College football's biggest division is popular, yet ultimately broken. The latest example - one that hits close to home - is TCU having a 12-0 record yet 0 chance of winning a national championship.
Every year the BCS attempts to pair the two best teams against each other in the title game, but there are always more than two best teams. This weekend kicks off the first of 35 bowl games, all but one of them absolutely meaningless. College football is the only sport on Earth where 34 teams end their season with a victory and a trophy without actually winning anything of significance.
You get it. I get it. So does Mark Cuban.
We Believe Local Journalism is Critical to the Life of a City
Engaging with our readers is essential to the Observer's mission. Make a financial contribution or sign up for a newsletter, and help us keep telling Dallas's stories with no paywalls.
Support Our Journalism
After two failed attempts to buy a Major League Baseball team, the Dallas Mavericks owner told reporters last night that he's ready to help fix college football. A 12- or 16-game playoff, fueled by his unique and aggressive fund-raising.
"It's an inefficient business where there's obviously a better way of doing it," Cuban said. "The only thing that's kept them from doing it is a lack of capital, which I can deal with. The one thing every college football fan wants you can probably create for less than it takes to buy a baseball team."
Cuban, who says his vision is in the exploratory phase, has apparently talked to two athletic directors from BCS conferences who are open to his idea. Don't get too excited, however, as he also thinks it would take at least three years before his plan could be designed, accepted and implemented.

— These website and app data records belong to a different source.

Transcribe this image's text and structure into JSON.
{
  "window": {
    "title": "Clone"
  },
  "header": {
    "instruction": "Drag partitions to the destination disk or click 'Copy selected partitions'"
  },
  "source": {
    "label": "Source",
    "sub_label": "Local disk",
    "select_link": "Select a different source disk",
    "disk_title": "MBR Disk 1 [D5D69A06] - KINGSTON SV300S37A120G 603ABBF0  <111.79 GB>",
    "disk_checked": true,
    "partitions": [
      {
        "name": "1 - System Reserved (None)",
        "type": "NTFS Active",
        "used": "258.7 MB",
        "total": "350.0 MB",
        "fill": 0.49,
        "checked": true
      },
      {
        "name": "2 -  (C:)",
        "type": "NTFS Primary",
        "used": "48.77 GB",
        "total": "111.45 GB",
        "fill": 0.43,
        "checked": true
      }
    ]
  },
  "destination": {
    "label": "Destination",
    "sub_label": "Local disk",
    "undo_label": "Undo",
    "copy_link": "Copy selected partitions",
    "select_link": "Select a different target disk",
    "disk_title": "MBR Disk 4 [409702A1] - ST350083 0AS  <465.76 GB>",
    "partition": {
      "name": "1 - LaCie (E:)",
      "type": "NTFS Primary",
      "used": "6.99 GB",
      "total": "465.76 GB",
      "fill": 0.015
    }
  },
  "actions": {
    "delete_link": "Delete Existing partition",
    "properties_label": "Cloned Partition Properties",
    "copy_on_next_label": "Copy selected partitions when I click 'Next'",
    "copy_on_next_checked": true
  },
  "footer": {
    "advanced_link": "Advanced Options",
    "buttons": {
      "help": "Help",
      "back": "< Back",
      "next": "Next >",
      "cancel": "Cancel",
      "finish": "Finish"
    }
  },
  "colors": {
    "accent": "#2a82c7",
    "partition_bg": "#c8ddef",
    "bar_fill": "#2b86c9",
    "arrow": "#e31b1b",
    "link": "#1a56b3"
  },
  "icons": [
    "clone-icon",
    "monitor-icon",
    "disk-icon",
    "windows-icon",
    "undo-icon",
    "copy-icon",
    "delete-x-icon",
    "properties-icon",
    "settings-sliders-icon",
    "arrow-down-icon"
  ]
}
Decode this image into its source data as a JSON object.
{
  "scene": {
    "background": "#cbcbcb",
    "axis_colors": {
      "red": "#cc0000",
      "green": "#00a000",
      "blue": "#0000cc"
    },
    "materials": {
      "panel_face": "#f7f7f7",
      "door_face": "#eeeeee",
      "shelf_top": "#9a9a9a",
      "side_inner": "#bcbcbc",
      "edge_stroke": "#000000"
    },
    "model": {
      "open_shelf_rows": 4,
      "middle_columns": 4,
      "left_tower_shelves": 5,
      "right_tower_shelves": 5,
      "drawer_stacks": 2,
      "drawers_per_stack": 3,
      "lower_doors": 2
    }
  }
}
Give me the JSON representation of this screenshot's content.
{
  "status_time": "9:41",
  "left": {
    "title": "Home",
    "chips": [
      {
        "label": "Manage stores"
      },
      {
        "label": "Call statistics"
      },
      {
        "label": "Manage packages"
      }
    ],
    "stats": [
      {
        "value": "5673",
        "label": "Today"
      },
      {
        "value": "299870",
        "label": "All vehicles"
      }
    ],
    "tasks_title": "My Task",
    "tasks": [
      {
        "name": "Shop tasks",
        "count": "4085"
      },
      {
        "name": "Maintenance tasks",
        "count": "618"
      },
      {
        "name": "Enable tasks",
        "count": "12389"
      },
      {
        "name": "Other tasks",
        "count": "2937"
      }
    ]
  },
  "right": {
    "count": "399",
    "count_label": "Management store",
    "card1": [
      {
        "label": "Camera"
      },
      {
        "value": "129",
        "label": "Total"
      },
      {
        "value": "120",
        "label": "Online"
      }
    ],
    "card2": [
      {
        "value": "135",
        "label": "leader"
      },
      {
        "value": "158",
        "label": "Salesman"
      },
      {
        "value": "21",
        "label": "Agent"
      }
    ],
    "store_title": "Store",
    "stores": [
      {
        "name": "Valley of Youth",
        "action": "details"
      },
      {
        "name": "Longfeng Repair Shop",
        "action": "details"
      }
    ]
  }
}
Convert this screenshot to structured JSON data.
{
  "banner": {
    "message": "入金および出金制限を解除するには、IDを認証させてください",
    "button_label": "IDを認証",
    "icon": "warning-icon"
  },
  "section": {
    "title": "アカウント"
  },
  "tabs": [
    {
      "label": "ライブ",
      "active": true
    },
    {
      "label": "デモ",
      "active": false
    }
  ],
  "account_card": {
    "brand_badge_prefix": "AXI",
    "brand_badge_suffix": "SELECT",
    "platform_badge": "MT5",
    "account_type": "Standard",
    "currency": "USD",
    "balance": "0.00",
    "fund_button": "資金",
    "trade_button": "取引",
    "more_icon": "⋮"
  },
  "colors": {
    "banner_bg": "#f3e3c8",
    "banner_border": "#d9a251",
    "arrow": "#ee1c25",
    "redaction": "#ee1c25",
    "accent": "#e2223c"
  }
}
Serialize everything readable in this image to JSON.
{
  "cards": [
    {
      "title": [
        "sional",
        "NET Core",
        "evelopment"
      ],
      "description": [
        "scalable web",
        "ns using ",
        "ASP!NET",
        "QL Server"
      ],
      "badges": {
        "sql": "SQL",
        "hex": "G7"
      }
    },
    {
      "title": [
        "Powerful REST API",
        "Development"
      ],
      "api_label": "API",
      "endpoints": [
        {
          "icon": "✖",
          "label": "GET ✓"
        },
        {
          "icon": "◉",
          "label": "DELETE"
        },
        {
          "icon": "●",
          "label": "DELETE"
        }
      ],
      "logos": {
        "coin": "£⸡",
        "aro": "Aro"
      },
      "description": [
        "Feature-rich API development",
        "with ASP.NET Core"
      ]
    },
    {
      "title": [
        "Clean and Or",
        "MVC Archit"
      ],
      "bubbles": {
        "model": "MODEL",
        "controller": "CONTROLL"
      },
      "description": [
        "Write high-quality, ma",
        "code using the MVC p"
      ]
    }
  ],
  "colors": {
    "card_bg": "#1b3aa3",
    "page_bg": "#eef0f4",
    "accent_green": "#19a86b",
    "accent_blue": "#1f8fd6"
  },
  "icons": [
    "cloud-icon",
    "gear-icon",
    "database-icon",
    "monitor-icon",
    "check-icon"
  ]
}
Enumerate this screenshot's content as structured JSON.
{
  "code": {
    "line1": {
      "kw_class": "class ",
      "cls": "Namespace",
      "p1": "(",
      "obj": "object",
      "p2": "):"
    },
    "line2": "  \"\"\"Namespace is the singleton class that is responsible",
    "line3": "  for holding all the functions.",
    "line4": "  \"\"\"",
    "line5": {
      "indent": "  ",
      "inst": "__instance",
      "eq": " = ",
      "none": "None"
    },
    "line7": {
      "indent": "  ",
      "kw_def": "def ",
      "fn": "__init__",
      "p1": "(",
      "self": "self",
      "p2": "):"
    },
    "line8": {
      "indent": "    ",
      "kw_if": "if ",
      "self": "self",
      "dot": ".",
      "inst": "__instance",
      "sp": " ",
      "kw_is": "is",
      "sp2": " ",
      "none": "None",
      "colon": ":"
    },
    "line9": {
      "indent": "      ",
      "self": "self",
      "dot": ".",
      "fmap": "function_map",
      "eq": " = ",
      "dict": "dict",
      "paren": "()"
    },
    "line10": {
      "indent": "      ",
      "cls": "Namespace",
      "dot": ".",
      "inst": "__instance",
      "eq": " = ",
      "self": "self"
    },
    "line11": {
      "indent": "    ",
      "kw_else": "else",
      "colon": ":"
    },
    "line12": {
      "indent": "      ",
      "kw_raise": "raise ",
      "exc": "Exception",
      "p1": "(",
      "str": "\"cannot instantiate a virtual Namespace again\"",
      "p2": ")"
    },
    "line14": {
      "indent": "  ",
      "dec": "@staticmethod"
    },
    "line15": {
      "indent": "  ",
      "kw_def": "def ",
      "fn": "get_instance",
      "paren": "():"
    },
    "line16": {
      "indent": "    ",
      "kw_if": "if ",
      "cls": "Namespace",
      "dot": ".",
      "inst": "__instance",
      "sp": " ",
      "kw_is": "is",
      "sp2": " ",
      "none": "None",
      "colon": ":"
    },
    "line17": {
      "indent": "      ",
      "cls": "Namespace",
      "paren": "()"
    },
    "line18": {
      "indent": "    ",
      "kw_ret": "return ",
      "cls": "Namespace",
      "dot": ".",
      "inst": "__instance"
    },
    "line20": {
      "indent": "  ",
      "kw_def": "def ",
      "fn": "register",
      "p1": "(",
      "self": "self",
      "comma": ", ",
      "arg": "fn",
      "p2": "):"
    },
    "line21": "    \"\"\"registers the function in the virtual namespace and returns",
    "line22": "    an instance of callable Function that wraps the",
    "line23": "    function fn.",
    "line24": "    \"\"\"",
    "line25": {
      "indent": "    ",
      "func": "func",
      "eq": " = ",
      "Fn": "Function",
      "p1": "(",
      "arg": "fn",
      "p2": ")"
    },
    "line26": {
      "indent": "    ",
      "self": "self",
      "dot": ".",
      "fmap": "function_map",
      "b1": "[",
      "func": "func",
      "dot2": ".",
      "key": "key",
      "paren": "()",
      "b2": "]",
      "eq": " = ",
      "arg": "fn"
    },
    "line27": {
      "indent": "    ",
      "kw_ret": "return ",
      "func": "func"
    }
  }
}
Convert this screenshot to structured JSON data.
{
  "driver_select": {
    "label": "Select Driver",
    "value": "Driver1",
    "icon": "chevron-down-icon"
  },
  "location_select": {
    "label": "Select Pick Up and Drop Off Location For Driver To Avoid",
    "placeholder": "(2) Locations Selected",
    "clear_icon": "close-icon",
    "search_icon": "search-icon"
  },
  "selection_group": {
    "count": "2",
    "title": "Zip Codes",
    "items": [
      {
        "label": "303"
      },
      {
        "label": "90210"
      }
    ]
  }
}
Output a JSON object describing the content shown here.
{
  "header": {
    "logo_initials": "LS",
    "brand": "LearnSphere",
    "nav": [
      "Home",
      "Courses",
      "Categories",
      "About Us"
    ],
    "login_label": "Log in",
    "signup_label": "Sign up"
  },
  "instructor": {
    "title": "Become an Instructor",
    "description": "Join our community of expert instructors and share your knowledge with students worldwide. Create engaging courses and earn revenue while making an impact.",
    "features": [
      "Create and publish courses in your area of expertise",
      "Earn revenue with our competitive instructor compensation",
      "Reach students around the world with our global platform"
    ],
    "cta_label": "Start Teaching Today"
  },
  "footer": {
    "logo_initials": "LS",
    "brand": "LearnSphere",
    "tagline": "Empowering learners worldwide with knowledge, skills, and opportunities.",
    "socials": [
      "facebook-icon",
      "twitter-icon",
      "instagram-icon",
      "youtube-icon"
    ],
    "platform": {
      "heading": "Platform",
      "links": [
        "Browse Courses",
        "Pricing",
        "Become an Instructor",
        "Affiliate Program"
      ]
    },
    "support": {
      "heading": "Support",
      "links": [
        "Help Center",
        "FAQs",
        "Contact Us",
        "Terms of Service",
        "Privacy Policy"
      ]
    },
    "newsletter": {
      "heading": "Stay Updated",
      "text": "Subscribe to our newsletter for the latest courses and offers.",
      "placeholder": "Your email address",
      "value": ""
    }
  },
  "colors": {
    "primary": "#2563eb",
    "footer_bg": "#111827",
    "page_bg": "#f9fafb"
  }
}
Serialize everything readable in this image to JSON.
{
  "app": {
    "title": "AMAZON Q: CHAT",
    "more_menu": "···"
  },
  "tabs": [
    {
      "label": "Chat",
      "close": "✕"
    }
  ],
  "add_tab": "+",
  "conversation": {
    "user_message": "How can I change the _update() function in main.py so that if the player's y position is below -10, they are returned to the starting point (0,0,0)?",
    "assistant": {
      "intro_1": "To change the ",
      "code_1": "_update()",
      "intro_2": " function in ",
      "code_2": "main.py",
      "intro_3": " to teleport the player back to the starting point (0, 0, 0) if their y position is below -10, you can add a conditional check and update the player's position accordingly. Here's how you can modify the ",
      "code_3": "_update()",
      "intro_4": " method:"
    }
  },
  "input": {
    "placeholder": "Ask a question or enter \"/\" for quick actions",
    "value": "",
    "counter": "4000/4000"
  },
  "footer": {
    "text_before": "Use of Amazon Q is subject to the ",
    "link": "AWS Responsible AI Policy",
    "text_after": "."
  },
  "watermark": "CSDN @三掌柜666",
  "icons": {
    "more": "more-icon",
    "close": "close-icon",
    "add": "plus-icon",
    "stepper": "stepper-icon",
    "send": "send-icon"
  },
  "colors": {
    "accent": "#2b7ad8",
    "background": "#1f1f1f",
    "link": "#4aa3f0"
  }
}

"The more I think about it, the more sense it makes as opposed to buying a baseball team," he said. "You can do something the whole country wants done."